“We shot it here in Michigan, using an old elementary school gym as our soundstage,” he recalls. “It was a thrill for me because it was the first time I had a real crew and cast and shot in 35mm. And I brought it in on time and on budget.”
The decidedly offbeat nature of the screenplay coupled with its extreme obscurity makes it a perfect match for the PFS’ sensibilities, and the genuinely heartwarming love story at the root of the unpredictable plot makes it a logical programming choice for the night after Valentine’s Day. Becker cites the actors’ performances as a key component of the film’s enduring underground fanbase. “Ted and Debbie worked very well together, and Bruce is funny. I think people like it because it’s ultimately good-natured and funny.”
Becker also says he looks back very fondly at this stage in his career on what was only his second feature film as director.
“Not really wanting to honk my own horn,” he says, “but I do think it’s funny and sweet and reasonably unique. I don’t think there’s any other film that’s anything like it. It seems to get laughs in all of the places I meant for it to, and, unlike many films of the present day, it’s not cynical or bitter or mean; it’s hopeful and sort of uplifting in its own small way.”
Showtime is 8 p.m., with $8 admission and discounts on craft beer and organic wine during the show.
Until next week, see you at the movies, be kind to those around you and don’t forget to turn off that cell phone.
Jim Reed directs Psychotronic Film Society of Savannah. Email email@example.com.
IF YOU GO
What: “McCabe & Mrs. Miller”
When: 7 p.m. Feb. 9
Where: Tybee Post Theater, 10 Van Horne Ave.
Cost: $10, includes glass of wine and chocolate kiss
When: 7 p.m. Feb. 11
Where: Trustees Theater, 216 E. Broughton St.
Cost: $8 or $5 for students/seniors/military, free with SCAD ID

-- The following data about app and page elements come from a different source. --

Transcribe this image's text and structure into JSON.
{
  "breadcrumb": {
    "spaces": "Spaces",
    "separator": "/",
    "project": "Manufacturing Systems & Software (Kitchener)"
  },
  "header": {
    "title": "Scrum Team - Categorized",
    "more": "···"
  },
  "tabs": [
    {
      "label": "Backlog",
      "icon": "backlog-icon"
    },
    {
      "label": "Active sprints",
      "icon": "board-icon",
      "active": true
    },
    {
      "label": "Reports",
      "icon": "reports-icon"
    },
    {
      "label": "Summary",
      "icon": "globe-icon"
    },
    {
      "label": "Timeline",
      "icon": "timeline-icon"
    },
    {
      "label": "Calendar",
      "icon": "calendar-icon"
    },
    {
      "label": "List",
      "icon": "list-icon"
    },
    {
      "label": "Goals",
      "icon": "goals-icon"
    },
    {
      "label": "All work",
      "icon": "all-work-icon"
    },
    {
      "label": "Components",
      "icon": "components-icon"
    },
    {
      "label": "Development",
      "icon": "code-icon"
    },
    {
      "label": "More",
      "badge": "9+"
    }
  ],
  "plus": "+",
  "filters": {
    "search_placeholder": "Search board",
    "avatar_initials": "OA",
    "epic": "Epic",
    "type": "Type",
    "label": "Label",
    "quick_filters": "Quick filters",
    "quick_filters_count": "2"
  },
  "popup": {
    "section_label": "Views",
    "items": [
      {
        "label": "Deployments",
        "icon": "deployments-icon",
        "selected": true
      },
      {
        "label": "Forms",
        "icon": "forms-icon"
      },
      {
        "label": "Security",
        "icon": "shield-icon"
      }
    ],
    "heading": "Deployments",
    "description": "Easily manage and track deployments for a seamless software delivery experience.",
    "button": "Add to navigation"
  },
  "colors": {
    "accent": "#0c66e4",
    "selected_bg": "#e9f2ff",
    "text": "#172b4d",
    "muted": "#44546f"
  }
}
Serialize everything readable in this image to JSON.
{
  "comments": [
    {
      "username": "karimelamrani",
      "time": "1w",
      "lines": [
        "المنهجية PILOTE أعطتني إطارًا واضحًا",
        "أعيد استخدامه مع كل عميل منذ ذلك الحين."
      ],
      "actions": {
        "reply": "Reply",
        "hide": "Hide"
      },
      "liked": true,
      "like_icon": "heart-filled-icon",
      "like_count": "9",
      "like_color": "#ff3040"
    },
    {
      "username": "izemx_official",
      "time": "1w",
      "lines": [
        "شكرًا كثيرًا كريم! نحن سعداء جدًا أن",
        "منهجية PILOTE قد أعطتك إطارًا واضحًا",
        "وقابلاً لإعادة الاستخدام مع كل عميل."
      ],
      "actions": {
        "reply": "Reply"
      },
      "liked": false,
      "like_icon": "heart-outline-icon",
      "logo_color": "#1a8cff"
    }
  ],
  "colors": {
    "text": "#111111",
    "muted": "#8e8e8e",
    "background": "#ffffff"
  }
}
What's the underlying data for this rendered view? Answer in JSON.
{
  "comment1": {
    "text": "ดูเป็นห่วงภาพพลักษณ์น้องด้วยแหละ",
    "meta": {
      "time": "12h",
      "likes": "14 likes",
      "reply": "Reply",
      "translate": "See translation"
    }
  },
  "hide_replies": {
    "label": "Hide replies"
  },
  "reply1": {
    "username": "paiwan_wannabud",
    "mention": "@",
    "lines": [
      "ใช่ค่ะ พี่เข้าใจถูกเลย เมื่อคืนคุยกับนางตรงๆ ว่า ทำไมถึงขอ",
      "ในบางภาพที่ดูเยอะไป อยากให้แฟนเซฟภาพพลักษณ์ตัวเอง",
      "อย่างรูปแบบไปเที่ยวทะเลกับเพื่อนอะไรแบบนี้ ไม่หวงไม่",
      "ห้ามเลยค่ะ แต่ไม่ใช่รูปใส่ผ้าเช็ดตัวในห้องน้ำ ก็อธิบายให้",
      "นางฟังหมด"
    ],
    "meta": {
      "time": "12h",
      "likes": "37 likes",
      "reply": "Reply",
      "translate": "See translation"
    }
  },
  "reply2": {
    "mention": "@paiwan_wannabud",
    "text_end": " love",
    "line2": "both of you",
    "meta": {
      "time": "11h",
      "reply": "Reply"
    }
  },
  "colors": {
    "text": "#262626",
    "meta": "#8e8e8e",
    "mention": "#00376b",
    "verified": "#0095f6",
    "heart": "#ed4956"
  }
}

What: “DAKOTA 38”
When: 7 p.m. Feb. 12
Where: The Sentient Bean, 13 E. Park Ave.
What: “Roman Holiday”
When: 7 p.m. Feb. 13
Where: Mars Theatre, 106 S. Laurel St., Springfield

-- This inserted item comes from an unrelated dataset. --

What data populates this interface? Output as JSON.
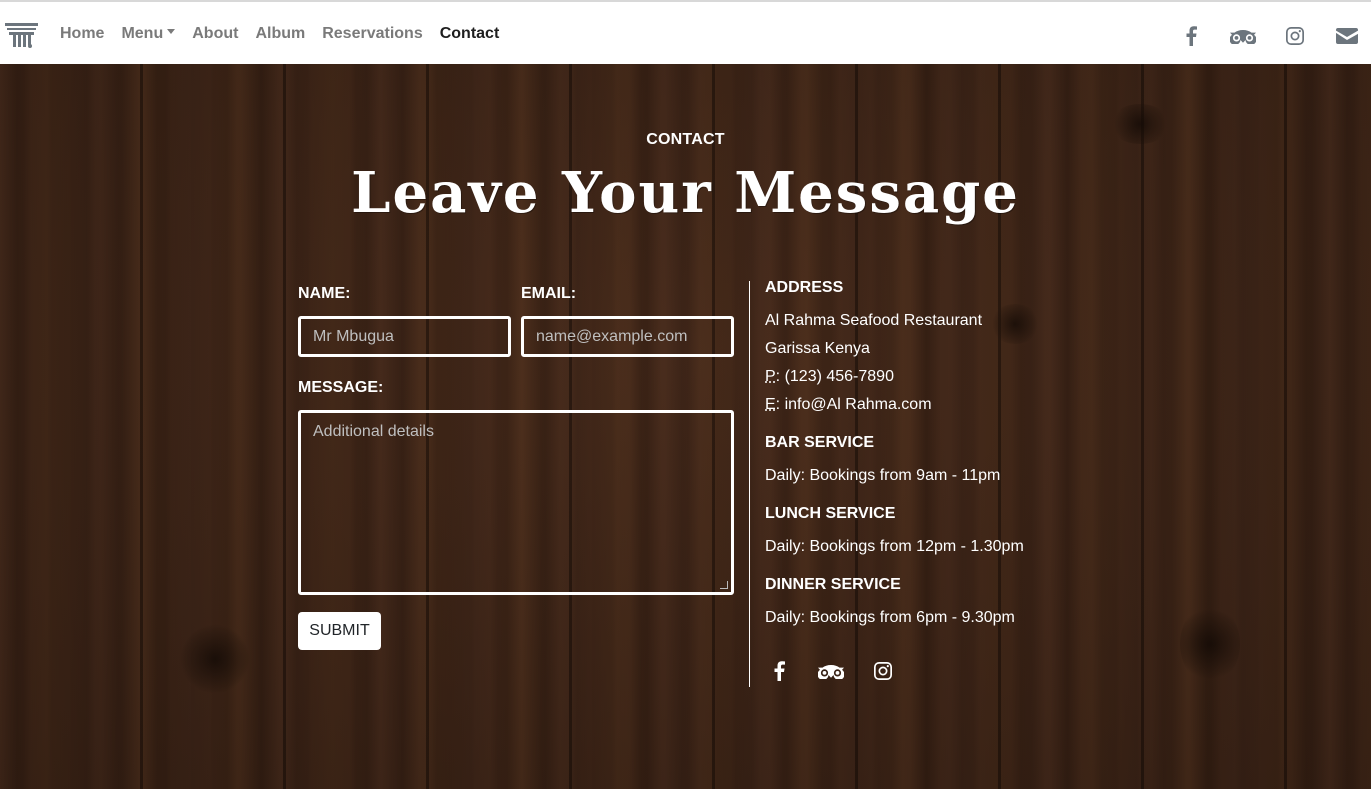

What: “Lunatics: A Love Story”
When: 8 p.m. Feb. 15
Where: The Sentient Bean, 13 E. Park Ave.
The late and respected critic Roger Ebert called “Walkabout” “one of the great films,” noting that it offers little to no moral judgment of its characters. Director Nicolas Roeg’s son Luc, who starred in the film as a child, later made a name for himself in the movie business as a producer of challenging arthouse features such as the Tom Waits concert film “Big Time,” the British true-crime thriller “Let Him Have It,” David Cronenberg’s disturbing mental illness drama “Spider” and the controversial exploration of homicidal children “We Need to Talk About Kevin.”
Native American Jim Miller had never heard the tale of the 36 Dakota Indians hanged in late December 1862 under orders from President Abraham Lincoln when he had a vision of a group of Dakotas being hanged in public. Upon learning of the historic accuracy of that event, he reached out to young, non-Native filmmaker Silas Hagerty and asked him to document the ceremonial 330-mile ride across the frozen landscape “to connect to (Native) youth,” who he felt were ruining their lives and destroying their own people through the scourge of drugs and deadly crime. “DAKOTA 38” is the resultant film.

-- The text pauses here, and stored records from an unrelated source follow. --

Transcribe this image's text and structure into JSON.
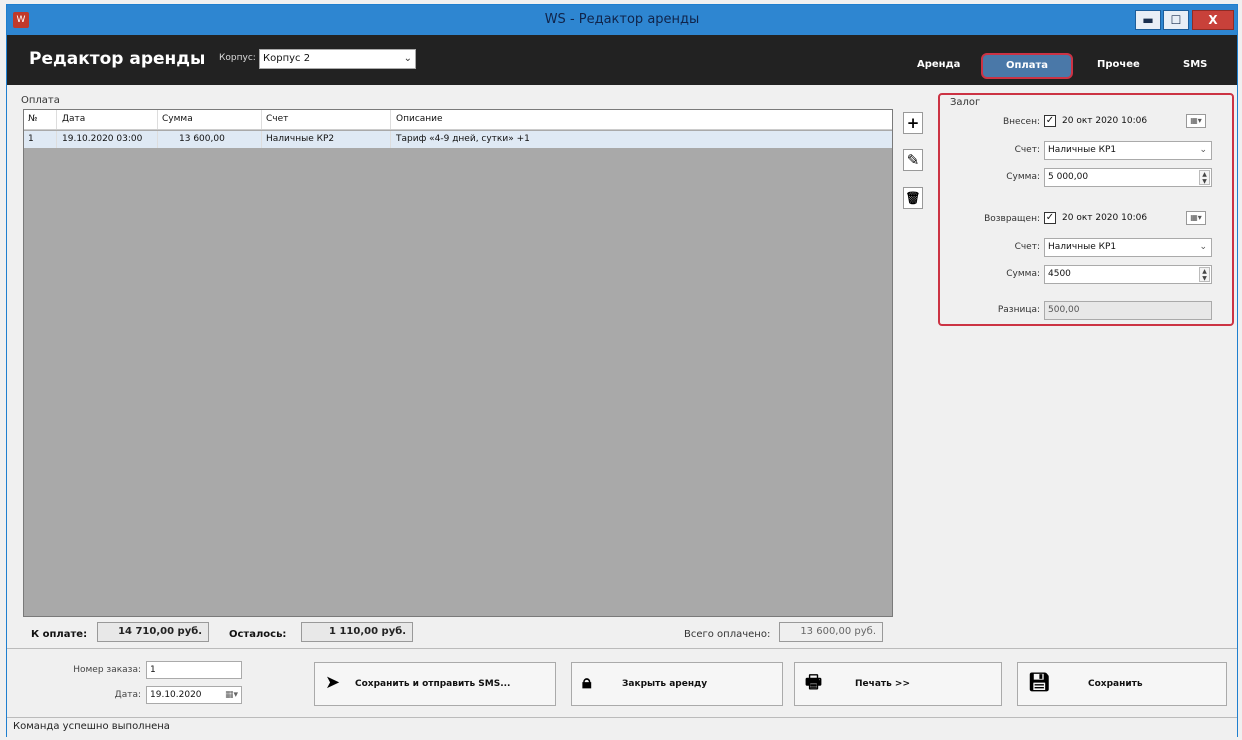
{
  "window": {
    "title": "WS - Редактор аренды",
    "app_icon": "app-icon",
    "min": "▬",
    "max": "☐",
    "close": "X"
  },
  "header": {
    "title": "Редактор аренды",
    "corpus_label": "Корпус:",
    "corpus_value": "Корпус 2",
    "tabs": [
      {
        "label": "Аренда",
        "active": false
      },
      {
        "label": "Оплата",
        "active": true
      },
      {
        "label": "Прочее",
        "active": false
      },
      {
        "label": "SMS",
        "active": false
      }
    ]
  },
  "payment": {
    "group_label": "Оплата",
    "columns": [
      "№",
      "Дата",
      "Сумма",
      "Счет",
      "Описание"
    ],
    "rows": [
      {
        "num": "1",
        "date": "19.10.2020 03:00",
        "sum": "13 600,00",
        "account": "Наличные КР2",
        "description": "Тариф «4-9 дней, сутки» +1"
      }
    ],
    "tools": {
      "add": "+",
      "edit": "✎",
      "delete": "🗑"
    }
  },
  "summary": {
    "to_pay_label": "К оплате:",
    "to_pay_value": "14 710,00 руб.",
    "remaining_label": "Осталось:",
    "remaining_value": "1 110,00 руб.",
    "total_paid_label": "Всего оплачено:",
    "total_paid_value": "13 600,00 руб."
  },
  "deposit": {
    "group_label": "Залог",
    "deposited_label": "Внесен:",
    "deposited_checked": true,
    "deposited_date": "20 окт 2020  10:06",
    "account_label": "Счет:",
    "deposited_account": "Наличные КР1",
    "sum_label": "Сумма:",
    "deposited_sum": "5 000,00",
    "returned_label": "Возвращен:",
    "returned_checked": true,
    "returned_date": "20 окт 2020  10:06",
    "returned_account": "Наличные КР1",
    "returned_sum": "4500",
    "difference_label": "Разница:",
    "difference_value": "500,00"
  },
  "footer": {
    "order_number_label": "Номер заказа:",
    "order_number_value": "1",
    "date_label": "Дата:",
    "date_value": "19.10.2020",
    "buttons": {
      "save_send": "Сохранить и отправить SMS...",
      "close_rent": "Закрыть аренду",
      "print": "Печать  >>",
      "save": "Сохранить"
    }
  },
  "status": {
    "text": "Команда успешно выполнена"
  },
  "colors": {
    "title_bar": "#2e86d1",
    "header_bg": "#222222",
    "highlight": "#cc3344",
    "grid_bg": "#a9a9a9",
    "selected_row": "#dfe9f4"
  }
}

Josh Becker is now at work polishing his latest script, “Morning, Noon & Night,” which he plans to direct and shoot independently and on an extremely low budget in his home state of Michigan, “just like ‘Lunatics,’” he notes. Two main roles in the film have been written with both Bruce Campbell and Ted Raimi in mind, so, Becker says, “if all goes well and all the stars align in the heavens,” it will be something of an old-school “Lunatics” reunion.